Security breaches and overhyped start-ups dominated a year in which very little changed (save the size of your phone)
Cuba's golf revolution: But will the revolutionary nation take 'bourgeois' game to its heart?

Will revolutionary Cuba take 'bourgeois' golf to its heart?

Fidel Castro ridiculed the game – but now investment in leisure resort projects is welcome
The Locked Room Mysteries: As a new collection of the genre’s best is published, its editor Otto Penzler explains the rules of engagement

The Locked Room Mysteries

As a new collection of the genre’s best is published, its editor explains the rules of engagement
Amy Adams on playing painter Margaret Keane in Tim Burton's Big Eyes

How I made myself Keane

Amy Adams hadn’t wanted to take the role of artist Margaret Keane, because she’d had enough of playing victims. But then she had a daughter, and saw the painter in a new light
Ed Richards: Parting view of Ofcom chief. . . we hate jokes on the disabled

Parting view of Ofcom chief... we hate jokes on the disabled

Bad language once got TV viewers irate, inciting calls to broadcasting switchboards.

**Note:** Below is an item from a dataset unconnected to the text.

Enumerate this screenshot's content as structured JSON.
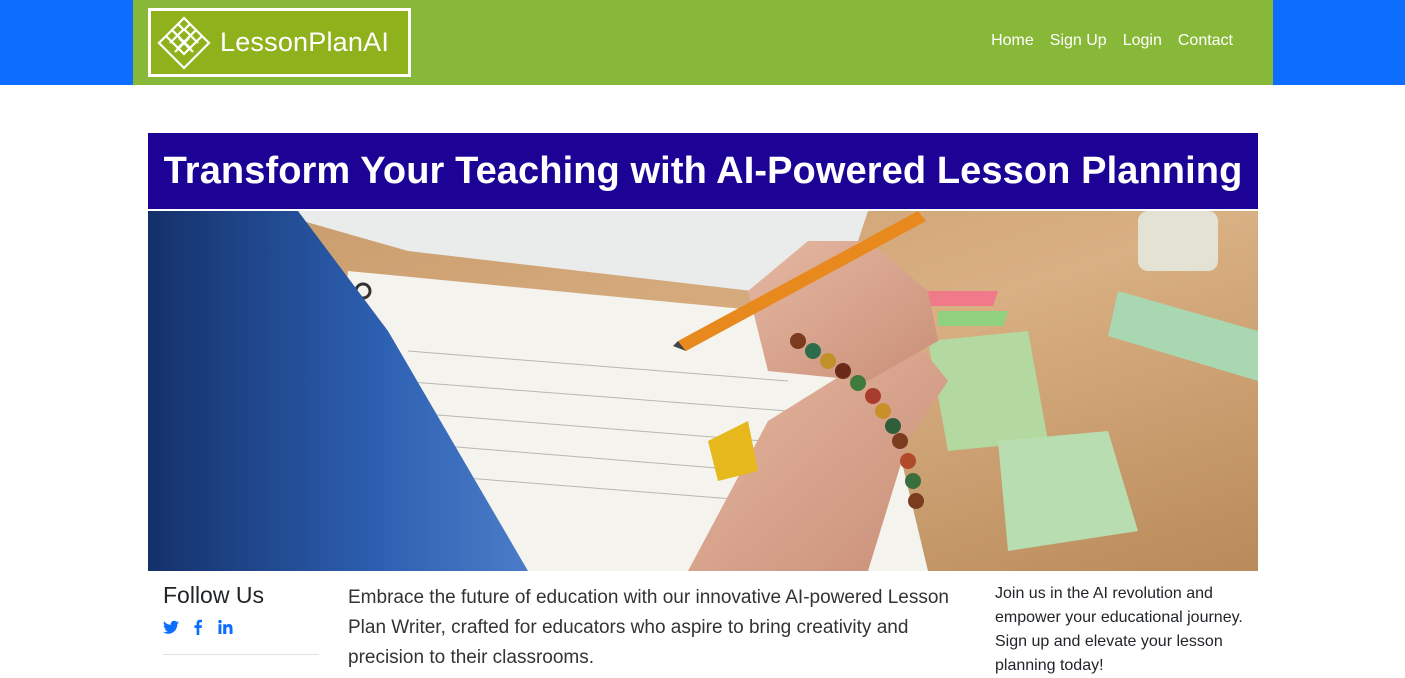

But now there is a worse offender, says retiring head of the media watchdog, Ed Richards
A look back at fashion in 2014: Wear in review

Wear in review

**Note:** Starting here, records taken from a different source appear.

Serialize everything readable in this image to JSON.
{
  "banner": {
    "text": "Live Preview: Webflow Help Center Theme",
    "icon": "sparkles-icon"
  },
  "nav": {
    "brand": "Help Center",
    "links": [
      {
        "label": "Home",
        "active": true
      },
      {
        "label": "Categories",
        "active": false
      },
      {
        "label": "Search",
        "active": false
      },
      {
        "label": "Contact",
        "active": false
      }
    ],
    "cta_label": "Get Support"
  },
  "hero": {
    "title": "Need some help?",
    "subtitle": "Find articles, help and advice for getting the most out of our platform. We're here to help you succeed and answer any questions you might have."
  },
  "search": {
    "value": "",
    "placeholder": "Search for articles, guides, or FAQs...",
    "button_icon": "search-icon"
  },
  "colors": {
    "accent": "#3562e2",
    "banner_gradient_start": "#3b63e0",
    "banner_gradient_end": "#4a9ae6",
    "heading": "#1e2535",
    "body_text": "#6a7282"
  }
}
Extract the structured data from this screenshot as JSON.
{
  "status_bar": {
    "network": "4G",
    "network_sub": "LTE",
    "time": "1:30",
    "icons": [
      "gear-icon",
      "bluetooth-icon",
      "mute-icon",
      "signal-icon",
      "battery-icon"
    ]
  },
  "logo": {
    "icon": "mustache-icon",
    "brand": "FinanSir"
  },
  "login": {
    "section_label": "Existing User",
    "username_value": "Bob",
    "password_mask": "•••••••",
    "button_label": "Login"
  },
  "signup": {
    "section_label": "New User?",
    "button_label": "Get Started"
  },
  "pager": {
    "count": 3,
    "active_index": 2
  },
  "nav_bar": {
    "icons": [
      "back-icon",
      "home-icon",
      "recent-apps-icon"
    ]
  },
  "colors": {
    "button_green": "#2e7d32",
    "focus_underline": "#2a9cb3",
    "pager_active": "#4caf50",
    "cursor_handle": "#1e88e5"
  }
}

A look back at fashion in 2014
Ian Herbert: My 10 hopes for sport in 2015. Might just one of them happen?

Ian Herbert: My 10 hopes for sport in 2015

Might just one of them happen?
War with Isis: The West needs more than a White Knight

The West needs more than a White Knight

Despite billions spent on weapons, the US has not been able to counter Isis's gruesome tactics, says Patrick Cockburn
Return to Helmand: Private Davey Graham recalls the day he was shot by the Taliban

'The day I was shot by the Taliban'

Private Davey Graham was shot five times during an ambush in 2007 - it was the first, controversial photograph to show the dangers our soldiers faced in Helmand province
Revealed: the best and worst airlines for delays

Revealed: the best and worst airlines for delays

Many flyers are failing to claim compensation to which they are entitled, a new survey has found
The stories that defined 2014: From the Scottish independence referendum to the Ice Bucket Challenge, our writers voice their opinions

The stories that defined 2014

From the Scottish independence referendum to the Ice Bucket Challenge, our writers voice their opinions
Stoke-on-Trent becomes first British city to be classified as 'disaster resilient' by the United Nations

Disaster looming? Now you know where to head...

Which British city has become the first to be awarded special 'resilience' status by the UN?